In the course of my food & travel blogging, I have to take a lot of pictures. The need motivates me to improve the quality of my pictures. I had read through my camera manual cover-to-cover twice and took a foundational photography course at a local community college. Starting today, I will go through different photography books, documenting my progress through each in this Photo Corner blog. As a starting point to this journey, I have selected "A Short Course in Digital Photography" by Barbara London and Jim Stone (3rd edition). 

Chapter 1 intends to educate its readers on basic camera controls, types of cameras, and readying the camera for image focusing and settings adjustments. It also briefly talks about shutter speed and aperture. On page 3, a project instructs photographing subjects near & far, indoor & outside, in the shade & in the sun, a portrait, a landscape, and an action scene. Below are the pictures that I took to complete this project:

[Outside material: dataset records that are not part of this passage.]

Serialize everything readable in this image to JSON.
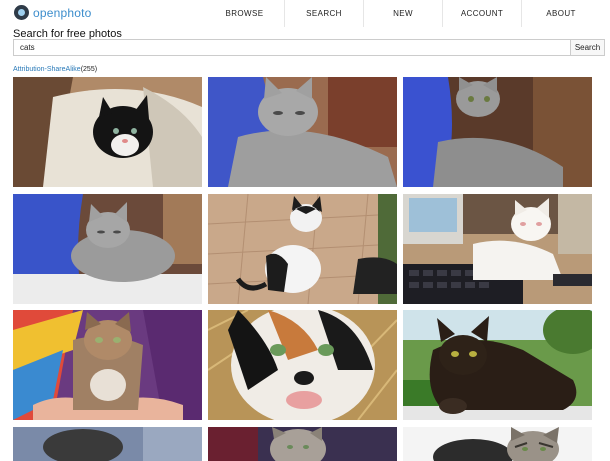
{
  "brand": {
    "name": "openphoto"
  },
  "nav": {
    "items": [
      {
        "label": "BROWSE"
      },
      {
        "label": "SEARCH"
      },
      {
        "label": "NEW"
      },
      {
        "label": "ACCOUNT"
      },
      {
        "label": "ABOUT"
      }
    ]
  },
  "search": {
    "title": "Search for free photos",
    "value": "cats",
    "button_label": "Search"
  },
  "license": {
    "name": "Attribution-ShareAlike",
    "count": "(255)"
  },
  "colors": {
    "link": "#2a7ab8",
    "brand": "#3c8dcc"
  },
  "photos": [
    {
      "subject": "black-and-white kitten on blanket"
    },
    {
      "subject": "grey cat on blue shirt"
    },
    {
      "subject": "grey cat on blue pillow"
    },
    {
      "subject": "grey cat lying on blue cloth"
    },
    {
      "subject": "black-and-white cat on pavement"
    },
    {
      "subject": "white cat on keyboard"
    },
    {
      "subject": "tabby kitten held in hands"
    },
    {
      "subject": "calico cat close-up"
    },
    {
      "subject": "black cat in grass"
    },
    {
      "subject": "cat photo"
    },
    {
      "subject": "kitten photo"
    },
    {
      "subject": "tabby cat photo"
    }
  ]
}
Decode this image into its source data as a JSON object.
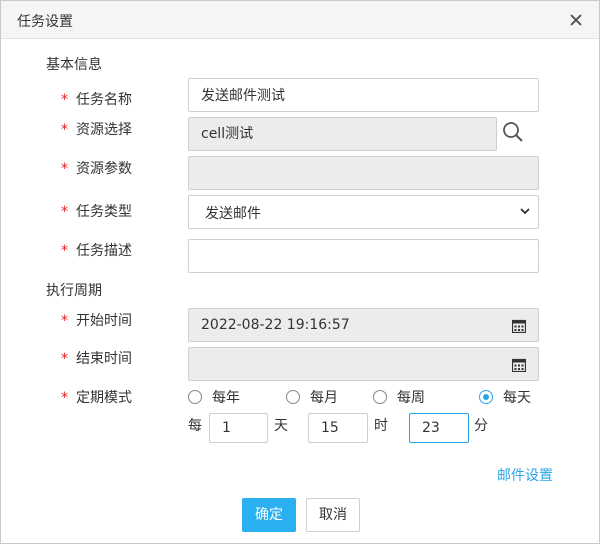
{
  "dialog": {
    "title": "任务设置"
  },
  "basic": {
    "section_title": "基本信息",
    "task_name": {
      "label": "任务名称",
      "value": "发送邮件测试"
    },
    "resource": {
      "label": "资源选择",
      "value": "cell测试"
    },
    "resource_params": {
      "label": "资源参数",
      "value": ""
    },
    "task_type": {
      "label": "任务类型",
      "value": "发送邮件"
    },
    "task_desc": {
      "label": "任务描述",
      "value": ""
    }
  },
  "schedule": {
    "section_title": "执行周期",
    "start_time": {
      "label": "开始时间",
      "value": "2022-08-22 19:16:57"
    },
    "end_time": {
      "label": "结束时间",
      "value": ""
    },
    "mode": {
      "label": "定期模式",
      "options": [
        "每年",
        "每月",
        "每周",
        "每天"
      ],
      "selected": "每天"
    },
    "interval": {
      "prefix": "每",
      "day_value": "1",
      "day_unit": "天",
      "hour_value": "15",
      "hour_unit": "时",
      "minute_value": "23",
      "minute_unit": "分"
    }
  },
  "required_mark": "*",
  "links": {
    "mail_settings": "邮件设置"
  },
  "buttons": {
    "confirm": "确定",
    "cancel": "取消"
  },
  "colors": {
    "accent": "#2aaff0",
    "required": "#e02020",
    "disabled_bg": "#ececec"
  }
}
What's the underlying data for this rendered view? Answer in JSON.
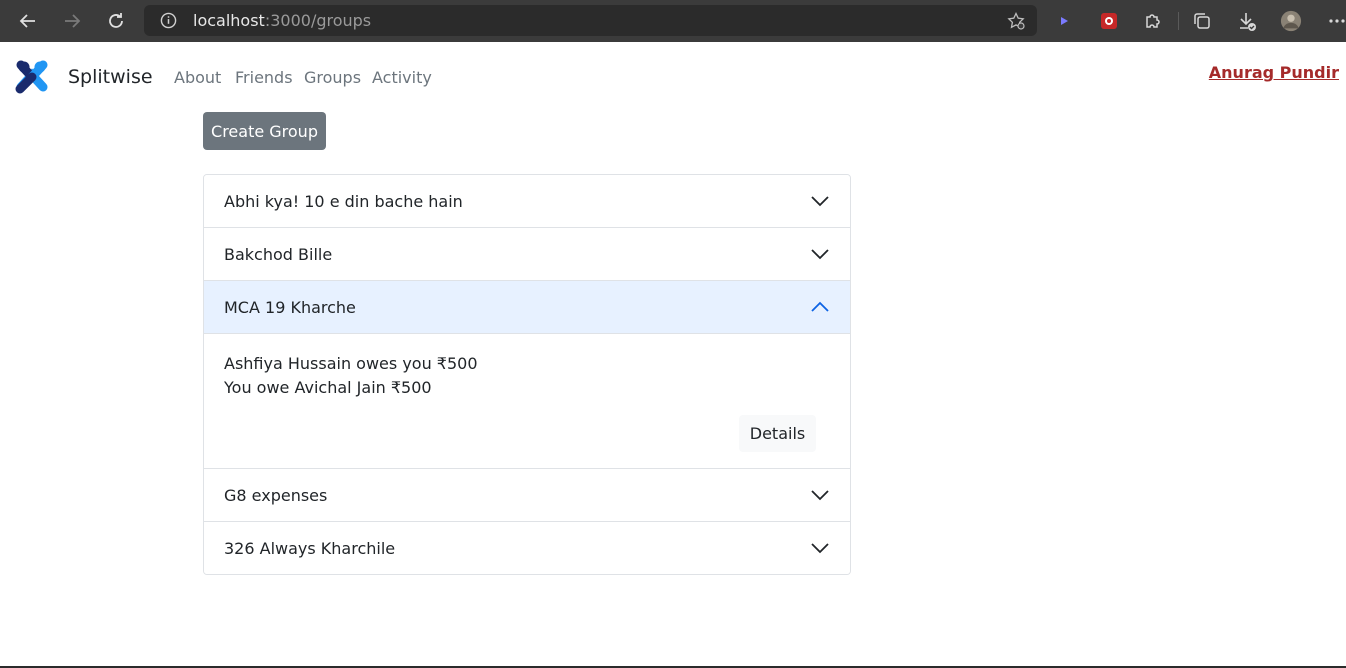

Near (indoor)

Near (indoor)

A landcape

A landcape

Far (indoor)

Far (indoor)

A portrait

A portrait

Outside (sunny)

Outside (sunny)

An action (dog yawning)

An action (dog yawning)

Outside (shady)

Outside (shady)

Out of these pictures, I like the landscape picture the best. It has the best light quality resulting in a crisp image with a bright sky and details on the black grill. I expected both the food and the (non-yawning) dog pictures to show a bit more textures as I was standing very close to both subjects. One confusion that I ran into took place with the food picture, the camera was having difficulties focusing (the lens kept going back and forth) - which I suspect as having something to do with the current focal length set up in the camera. The next chapter will cover lenses & focal lengths a bit more. 

Chapter 2 intends to educate its readers on focal lengths, focusing on sharping a part of a photo, and playing on photo perspectives. It also talks about the different types of special lenses such as zoom, macro, and fisheye lenses; depth of field; and filters. On page 32, a project instructs photographing a subject with a short lens (35mm or shorter) and a long lens (85mm or longer). Below are the pictures that I took to complete this project:

Short lens (24mm)

Short lens (24mm)

Long lens (85mm)

Long lens (85mm)

Comparing the pair, the distance that I had to have between myself and the chair was far shorter with the short lens.  The long lens allowed me to stand almost three times as far away from the chair as did the short lens. With the short lens, I also had to angle my camera at a 45-degree down angle from the chair to fit the entire chair into the photo (versus the straight eye-level that the long lens allowed me). The impression of depth is much clearer with the short lens as the long lens compressed everything in the background to a flat surface (as the author indicated). Lastly, the entire chair and its details are better captured with the long lens, for example: the short lens hid the chair pole (the part between the base and the seat cushion). 

More to come tomorrow with chapters 3 and 4 :-)